(Website and app data records)
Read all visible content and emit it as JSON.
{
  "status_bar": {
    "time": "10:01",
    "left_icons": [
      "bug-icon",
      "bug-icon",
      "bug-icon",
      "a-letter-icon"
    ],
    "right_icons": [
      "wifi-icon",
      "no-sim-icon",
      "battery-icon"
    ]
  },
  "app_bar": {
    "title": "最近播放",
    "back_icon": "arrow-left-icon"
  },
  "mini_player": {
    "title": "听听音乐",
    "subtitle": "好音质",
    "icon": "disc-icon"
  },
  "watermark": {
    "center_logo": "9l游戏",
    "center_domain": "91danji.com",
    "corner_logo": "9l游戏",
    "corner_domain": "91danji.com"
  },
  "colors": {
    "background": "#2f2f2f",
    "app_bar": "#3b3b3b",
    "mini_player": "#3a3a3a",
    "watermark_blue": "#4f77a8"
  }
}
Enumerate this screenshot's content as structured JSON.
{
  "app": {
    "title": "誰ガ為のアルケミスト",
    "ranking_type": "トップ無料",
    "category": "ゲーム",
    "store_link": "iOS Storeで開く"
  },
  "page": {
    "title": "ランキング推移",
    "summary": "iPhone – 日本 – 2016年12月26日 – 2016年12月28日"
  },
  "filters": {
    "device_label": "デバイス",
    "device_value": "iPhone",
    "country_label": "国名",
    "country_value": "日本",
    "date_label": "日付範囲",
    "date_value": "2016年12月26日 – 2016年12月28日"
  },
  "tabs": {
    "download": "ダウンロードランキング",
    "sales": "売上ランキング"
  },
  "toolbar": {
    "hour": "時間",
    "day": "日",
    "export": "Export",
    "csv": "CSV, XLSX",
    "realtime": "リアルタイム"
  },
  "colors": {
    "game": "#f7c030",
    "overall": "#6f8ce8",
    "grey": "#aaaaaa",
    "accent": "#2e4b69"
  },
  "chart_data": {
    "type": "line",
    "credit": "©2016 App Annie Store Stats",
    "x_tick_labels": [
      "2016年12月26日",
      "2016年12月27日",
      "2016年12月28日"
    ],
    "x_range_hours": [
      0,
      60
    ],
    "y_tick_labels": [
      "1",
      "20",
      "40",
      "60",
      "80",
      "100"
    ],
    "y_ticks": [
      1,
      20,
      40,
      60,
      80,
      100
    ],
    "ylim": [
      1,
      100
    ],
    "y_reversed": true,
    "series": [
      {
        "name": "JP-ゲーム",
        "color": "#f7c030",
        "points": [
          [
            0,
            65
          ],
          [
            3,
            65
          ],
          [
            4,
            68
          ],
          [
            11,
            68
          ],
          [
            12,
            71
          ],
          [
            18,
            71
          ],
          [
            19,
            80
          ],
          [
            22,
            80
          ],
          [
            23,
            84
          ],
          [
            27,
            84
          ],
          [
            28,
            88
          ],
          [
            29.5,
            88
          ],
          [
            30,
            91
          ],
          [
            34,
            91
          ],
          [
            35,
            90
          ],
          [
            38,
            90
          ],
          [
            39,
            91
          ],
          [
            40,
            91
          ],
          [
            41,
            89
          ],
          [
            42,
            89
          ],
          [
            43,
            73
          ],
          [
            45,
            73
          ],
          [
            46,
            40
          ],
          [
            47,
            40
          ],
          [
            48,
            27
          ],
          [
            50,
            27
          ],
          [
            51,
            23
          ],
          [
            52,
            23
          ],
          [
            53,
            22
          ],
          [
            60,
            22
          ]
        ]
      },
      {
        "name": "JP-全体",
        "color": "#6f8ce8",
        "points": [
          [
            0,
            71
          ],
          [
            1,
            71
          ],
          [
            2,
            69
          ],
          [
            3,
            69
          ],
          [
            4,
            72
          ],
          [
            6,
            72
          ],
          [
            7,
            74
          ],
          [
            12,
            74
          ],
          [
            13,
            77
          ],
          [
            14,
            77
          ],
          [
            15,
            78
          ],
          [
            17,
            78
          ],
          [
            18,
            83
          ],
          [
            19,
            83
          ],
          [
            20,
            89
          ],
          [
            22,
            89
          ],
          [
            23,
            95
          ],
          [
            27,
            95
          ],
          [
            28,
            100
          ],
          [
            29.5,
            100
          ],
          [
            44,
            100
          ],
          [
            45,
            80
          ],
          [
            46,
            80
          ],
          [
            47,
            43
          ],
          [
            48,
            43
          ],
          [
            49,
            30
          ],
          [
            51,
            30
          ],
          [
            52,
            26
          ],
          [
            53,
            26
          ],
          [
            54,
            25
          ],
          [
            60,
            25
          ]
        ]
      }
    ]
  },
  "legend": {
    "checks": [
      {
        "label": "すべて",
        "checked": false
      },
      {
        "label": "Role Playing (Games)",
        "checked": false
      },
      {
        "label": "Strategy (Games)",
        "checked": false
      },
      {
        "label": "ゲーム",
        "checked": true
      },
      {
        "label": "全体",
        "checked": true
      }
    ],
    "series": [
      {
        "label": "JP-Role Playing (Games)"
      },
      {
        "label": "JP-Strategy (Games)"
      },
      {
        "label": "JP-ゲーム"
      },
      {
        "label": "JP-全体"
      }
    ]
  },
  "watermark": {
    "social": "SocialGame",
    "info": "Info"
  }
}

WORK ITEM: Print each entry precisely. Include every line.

YOUR RESPONSE:
Read all visible content and emit it as JSON.
{
  "status_bar": {
    "time": "10:01",
    "left_icons": [
      "bug-icon",
      "bug-icon",
      "bug-icon",
      "a-letter-icon"
    ],
    "right_icons": [
      "wifi-icon",
      "no-sim-icon",
      "battery-icon"
    ]
  },
  "app_bar": {
    "title": "最近播放",
    "back_icon": "arrow-left-icon"
  },
  "mini_player": {
    "title": "听听音乐",
    "subtitle": "好音质",
    "icon": "disc-icon"
  },
  "watermark": {
    "center_logo": "9l游戏",
    "center_domain": "91danji.com",
    "corner_logo": "9l游戏",
    "corner_domain": "91danji.com"
  },
  "colors": {
    "background": "#2f2f2f",
    "app_bar": "#3b3b3b",
    "mini_player": "#3a3a3a",
    "watermark_blue": "#4f77a8"
  }
}
Enumerate this screenshot's content as structured JSON.
{
  "app": {
    "title": "誰ガ為のアルケミスト",
    "ranking_type": "トップ無料",
    "category": "ゲーム",
    "store_link": "iOS Storeで開く"
  },
  "page": {
    "title": "ランキング推移",
    "summary": "iPhone – 日本 – 2016年12月26日 – 2016年12月28日"
  },
  "filters": {
    "device_label": "デバイス",
    "device_value": "iPhone",
    "country_label": "国名",
    "country_value": "日本",
    "date_label": "日付範囲",
    "date_value": "2016年12月26日 – 2016年12月28日"
  },
  "tabs": {
    "download": "ダウンロードランキング",
    "sales": "売上ランキング"
  },
  "toolbar": {
    "hour": "時間",
    "day": "日",
    "export": "Export",
    "csv": "CSV, XLSX",
    "realtime": "リアルタイム"
  },
  "colors": {
    "game": "#f7c030",
    "overall": "#6f8ce8",
    "grey": "#aaaaaa",
    "accent": "#2e4b69"
  },
  "chart_data": {
    "type": "line",
    "credit": "©2016 App Annie Store Stats",
    "x_tick_labels": [
      "2016年12月26日",
      "2016年12月27日",
      "2016年12月28日"
    ],
    "x_range_hours": [
      0,
      60
    ],
    "y_tick_labels": [
      "1",
      "20",
      "40",
      "60",
      "80",
      "100"
    ],
    "y_ticks": [
      1,
      20,
      40,
      60,
      80,
      100
    ],
    "ylim": [
      1,
      100
    ],
    "y_reversed": true,
    "series": [
      {
        "name": "JP-ゲーム",
        "color": "#f7c030",
        "points": [
          [
            0,
            65
          ],
          [
            3,
            65
          ],
          [
            4,
            68
          ],
          [
            11,
            68
          ],
          [
            12,
            71
          ],
          [
            18,
            71
          ],
          [
            19,
            80
          ],
          [
            22,
            80
          ],
          [
            23,
            84
          ],
          [
            27,
            84
          ],
          [
            28,
            88
          ],
          [
            29.5,
            88
          ],
          [
            30,
            91
          ],
          [
            34,
            91
          ],
          [
            35,
            90
          ],
          [
            38,
            90
          ],
          [
            39,
            91
          ],
          [
            40,
            91
          ],
          [
            41,
            89
          ],
          [
            42,
            89
          ],
          [
            43,
            73
          ],
          [
            45,
            73
          ],
          [
            46,
            40
          ],
          [
            47,
            40
          ],
          [
            48,
            27
          ],
          [
            50,
            27
          ],
          [
            51,
            23
          ],
          [
            52,
            23
          ],
          [
            53,
            22
          ],
          [
            60,
            22
          ]
        ]
      },
      {
        "name": "JP-全体",
        "color": "#6f8ce8",
        "points": [
          [
            0,
            71
          ],
          [
            1,
            71
          ],
          [
            2,
            69
          ],
          [
            3,
            69
          ],
          [
            4,
            72
          ],
          [
            6,
            72
          ],
          [
            7,
            74
          ],
          [
            12,
            74
          ],
          [
            13,
            77
          ],
          [
            14,
            77
          ],
          [
            15,
            78
          ],
          [
            17,
            78
          ],
          [
            18,
            83
          ],
          [
            19,
            83
          ],
          [
            20,
            89
          ],
          [
            22,
            89
          ],
          [
            23,
            95
          ],
          [
            27,
            95
          ],
          [
            28,
            100
          ],
          [
            29.5,
            100
          ],
          [
            44,
            100
          ],
          [
            45,
            80
          ],
          [
            46,
            80
          ],
          [
            47,
            43
          ],
          [
            48,
            43
          ],
          [
            49,
            30
          ],
          [
            51,
            30
          ],
          [
            52,
            26
          ],
          [
            53,
            26
          ],
          [
            54,
            25
          ],
          [
            60,
            25
          ]
        ]
      }
    ]
  },
  "legend": {
    "checks": [
      {
        "label": "すべて",
        "checked": false
      },
      {
        "label": "Role Playing (Games)",
        "checked": false
      },
      {
        "label": "Strategy (Games)",
        "checked": false
      },
      {
        "label": "ゲーム",
        "checked": true
      },
      {
        "label": "全体",
        "checked": true
      }
    ],
    "series": [
      {
        "label": "JP-Role Playing (Games)"
      },
      {
        "label": "JP-Strategy (Games)"
      },
      {
        "label": "JP-ゲーム"
      },
      {
        "label": "JP-全体"
      }
    ]
  },
  "watermark": {
    "social": "SocialGame",
    "info": "Info"
  }
}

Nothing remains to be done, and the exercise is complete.